▶ **DESCRIPTION OF THE TASK**:
For the data below, work out how many lines contain the word "label" and supply only that number.

Top of EXTRACTED MATERIAL

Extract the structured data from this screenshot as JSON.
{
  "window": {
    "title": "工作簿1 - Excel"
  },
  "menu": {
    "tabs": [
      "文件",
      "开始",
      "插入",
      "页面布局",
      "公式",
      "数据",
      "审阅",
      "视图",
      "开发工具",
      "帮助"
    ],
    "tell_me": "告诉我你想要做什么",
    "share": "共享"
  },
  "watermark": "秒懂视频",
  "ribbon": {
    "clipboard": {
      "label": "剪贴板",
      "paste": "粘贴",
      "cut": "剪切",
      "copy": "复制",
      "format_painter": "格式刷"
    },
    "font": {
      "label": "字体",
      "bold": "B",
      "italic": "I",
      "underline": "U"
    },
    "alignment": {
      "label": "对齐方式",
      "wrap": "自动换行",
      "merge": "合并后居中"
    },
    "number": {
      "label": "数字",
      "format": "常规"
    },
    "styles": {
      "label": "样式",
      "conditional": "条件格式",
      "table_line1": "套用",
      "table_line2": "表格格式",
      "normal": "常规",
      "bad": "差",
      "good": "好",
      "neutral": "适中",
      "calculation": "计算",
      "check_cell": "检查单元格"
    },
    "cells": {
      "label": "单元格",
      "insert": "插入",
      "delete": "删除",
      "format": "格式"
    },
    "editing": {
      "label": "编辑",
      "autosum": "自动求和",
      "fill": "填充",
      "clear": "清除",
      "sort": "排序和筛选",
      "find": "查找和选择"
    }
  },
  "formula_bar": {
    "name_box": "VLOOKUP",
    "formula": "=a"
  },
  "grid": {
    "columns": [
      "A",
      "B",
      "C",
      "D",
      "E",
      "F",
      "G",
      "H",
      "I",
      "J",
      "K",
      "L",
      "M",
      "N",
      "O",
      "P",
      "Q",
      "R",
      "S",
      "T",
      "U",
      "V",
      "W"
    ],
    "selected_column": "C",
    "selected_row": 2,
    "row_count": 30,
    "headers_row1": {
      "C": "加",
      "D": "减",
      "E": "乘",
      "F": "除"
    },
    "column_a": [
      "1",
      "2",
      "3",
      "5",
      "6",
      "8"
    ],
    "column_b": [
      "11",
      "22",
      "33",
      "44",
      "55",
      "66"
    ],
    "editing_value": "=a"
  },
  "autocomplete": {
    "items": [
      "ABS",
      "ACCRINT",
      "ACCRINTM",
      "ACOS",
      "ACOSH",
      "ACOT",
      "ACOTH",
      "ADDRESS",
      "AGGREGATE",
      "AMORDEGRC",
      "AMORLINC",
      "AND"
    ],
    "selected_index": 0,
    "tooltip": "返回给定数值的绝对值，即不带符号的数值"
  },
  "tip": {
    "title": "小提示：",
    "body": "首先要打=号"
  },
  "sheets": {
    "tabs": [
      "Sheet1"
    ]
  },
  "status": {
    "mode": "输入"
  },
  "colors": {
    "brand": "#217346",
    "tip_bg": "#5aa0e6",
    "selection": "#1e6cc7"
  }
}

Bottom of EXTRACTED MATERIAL

▶ **RESULT OF THE EXERCISE**:
7